If you look at their relationship from a "mystery" perspective, it is interesting to really consider what each of the characters knows and doesn't know about what the other. For example, Hamlet learns that Claudius is responsible for King Hamlet's murder, but Claudius doesn't have any idea that that is what the problem is with Hamlet. It isn't until the middle of Act 3, after the play within a play that Claudius realizes that Hamlet set him up with that play and that now he has to deal with Hamlet more directly. Even after that scene, Claudius thinks he has total control of the situation because he is just planning to send Hamlet to England on an errand for Denmark. He is completely protecting himself in the eyes of Denmark. He has no idea that Hamlet has read the letter dictating his death and that he returns to Denmark with that knowledge.

On the other hand, it is fun to watch Hamlet taunting everyone around him with his "crazy act" and his broad hints about what he knows and suspects of everyone's behavior. We know that Hamlet is playing games even through Act 4 and we enjoy watching the jokes go right over the other characters heads, like Polonius, or that the jokes are very rude and perhaps a bit frustrating as with Hamlet's interactions with Claudius.

We also watch what Hamlet reveals to Horatio and to his mother about what he is planning, and look forward to seeing how the action of the story will play out. We know that Claudius will get what he deserves, but we wonder what the cost will be.

Jamie Wheeler eNotes educator| Certified Educator

I think one of the reasons that the struggle is fascinating is because Claudius and Hamlet are both so intellectually sharp. Both are constantly mentally at war with one another, always trying to keep one step ahead...Claudius to keep Hamlet from discovery, Hamlet trying to achieve discovery.

There is no one else in the court who can match Hamlet's intellect. Polonious believes himself to be sharp but Hamlet runs circles around him. Consider the "fishmonger" scene. Hamlet dazzles Polonious with his words, toying with the man, calling him, essentially a "fool" but Polonious doesn't get it. Instead, he plays right into Hamlet's plan, that is, to convince the old man that he is indeed insane.

Rosencrantz and Guildenstern, Hamlet's childhood friends, certainly have not the wit nor the brains to pull on over on the prince. Once Hamlet gets them alone, it takes just minutes for him to get them to confess their collusion with Claudius.

Horatio is bright but never displays the kind of thinking that Hamlet is capable of.

No, it is Claudius alone who can almost play at Hamlet's level. It is he who first devises the plan to keep him close; then it is he who decides he should be put to death. It is Claudius who devises the evil scheme to have Laertes assure his step-son's death.
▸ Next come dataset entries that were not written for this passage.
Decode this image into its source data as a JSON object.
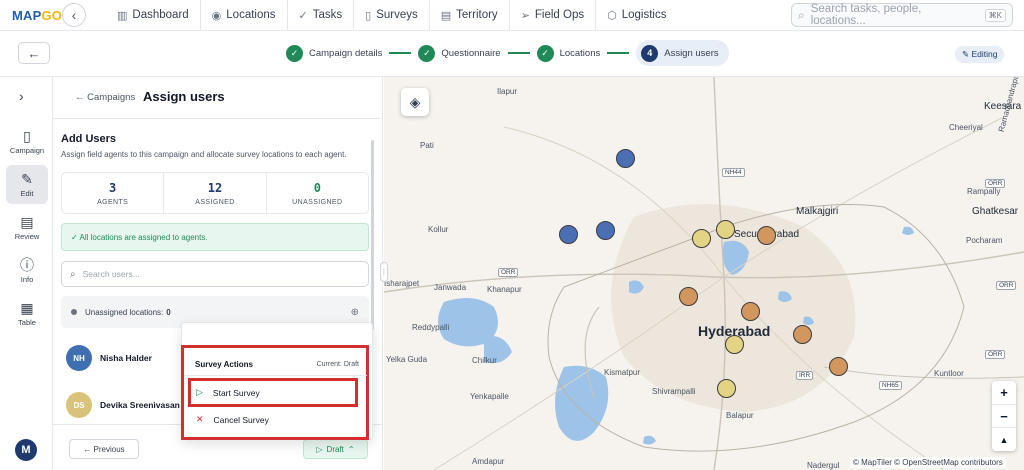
{
  "app": {
    "logo_main": "MAP",
    "logo_accent": "GO"
  },
  "nav": {
    "items": [
      {
        "label": "Dashboard",
        "icon": "bar-chart-icon"
      },
      {
        "label": "Locations",
        "icon": "pin-icon"
      },
      {
        "label": "Tasks",
        "icon": "check-icon"
      },
      {
        "label": "Surveys",
        "icon": "clipboard-icon"
      },
      {
        "label": "Territory",
        "icon": "map-icon"
      },
      {
        "label": "Field Ops",
        "icon": "send-icon"
      },
      {
        "label": "Logistics",
        "icon": "box-icon"
      }
    ],
    "search_placeholder": "Search tasks, people, locations...",
    "search_shortcut": "⌘K"
  },
  "stepper": {
    "steps": [
      {
        "num": "✓",
        "label": "Campaign details"
      },
      {
        "num": "✓",
        "label": "Questionnaire"
      },
      {
        "num": "✓",
        "label": "Locations"
      },
      {
        "num": "4",
        "label": "Assign users"
      }
    ],
    "status": "✎ Editing"
  },
  "rail": {
    "items": [
      {
        "label": "Campaign",
        "icon": "clipboard-icon"
      },
      {
        "label": "Edit",
        "icon": "edit-icon"
      },
      {
        "label": "Review",
        "icon": "document-icon"
      },
      {
        "label": "Info",
        "icon": "info-icon"
      },
      {
        "label": "Table",
        "icon": "grid-icon"
      }
    ],
    "user_initial": "M"
  },
  "panel": {
    "back_link": "← Campaigns",
    "title": "Assign users",
    "section_title": "Add Users",
    "section_subtitle": "Assign field agents to this campaign and allocate survey locations to each agent.",
    "stats": [
      {
        "value": "3",
        "label": "AGENTS",
        "color": "#1e3a6e"
      },
      {
        "value": "12",
        "label": "ASSIGNED",
        "color": "#1e3a6e"
      },
      {
        "value": "0",
        "label": "UNASSIGNED",
        "color": "#1f8a57"
      }
    ],
    "alert": "✓ All locations are assigned to agents.",
    "search_placeholder": "Search users...",
    "unassigned_label": "Unassigned locations:",
    "unassigned_count": "0",
    "agents": [
      {
        "initials": "NH",
        "name": "Nisha Halder",
        "color": "#3f6fb0"
      },
      {
        "initials": "DS",
        "name": "Devika Sreenivasan",
        "color": "#d9c27a"
      }
    ],
    "prev_button": "← Previous",
    "draft_button": "Draft"
  },
  "popup": {
    "title": "Survey Actions",
    "current": "Current: Draft",
    "start": "Start Survey",
    "cancel": "Cancel Survey"
  },
  "map": {
    "labels": {
      "hyderabad": "Hyderabad",
      "secunderabad": "Secunderabad",
      "malkajgiri": "Malkajgiri",
      "keesara": "Keesara",
      "cheeriyal": "Cheeriyal",
      "rampally": "Rampally",
      "ghatkesar": "Ghatkesar",
      "pocharam": "Pocharam",
      "patancheru": "Patancheru",
      "pati": "Pati",
      "kollur": "Kollur",
      "iseharajpet": "Isharajpet",
      "janwada": "Janwada",
      "khanapur": "Khanapur",
      "reddypalli": "Reddypalli",
      "yelkaguda": "Yelka Guda",
      "chilkur": "Chilkur",
      "kismatpur": "Kismatpur",
      "yenkapalle": "Yenkapalle",
      "shivrampalli": "Shivrampalli",
      "balapur": "Balapur",
      "kuntloor": "Kuntloor",
      "amdapur": "Amdapur",
      "nadergul": "Nadergul",
      "ilapur": "Ilapur",
      "ramchandrapuram": "Ramachandrapuram"
    },
    "shields": {
      "nh44": "NH44",
      "orr1": "ORR",
      "orr2": "ORR",
      "orr3": "ORR",
      "irr": "IRR",
      "nh65": "NH65",
      "orr4": "ORR"
    },
    "attribution": "© MapTiler © OpenStreetMap contributors",
    "marker_colors": {
      "blue": "#4a6fb5",
      "yellow": "#e2d385",
      "orange": "#d2965f"
    }
  }
}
The play is a continual back-and-forth between Claudius and Hamlet's mind (and action) games. It is one of the many reasons Hamlet is so endlessly fascinating.


Noelle Thompson eNotes educator| Certified Educator

I'm going to insert a more controversial opinion here and say that I think the relationship between Hamlet and Claudius is interesting because of their mutual, incestuous interest in Gertrude.  There is no denying Claudius' interest, of course.  The guy married Gertrude.  Hamlet's incestuous desire, though, is often pinpointed through the scene where Hamlet confronts his mother.  Of course, this interest can be proven to exist or proven NOT to exist through the text, but it is the idea of that presence that makes "the current lover vs. the interested son" antagonism so very interesting to me.  Unfortunately or fortunately, I'm always looking for interesting sexual perversion in literary texts.  It's a gift.  (Ha!)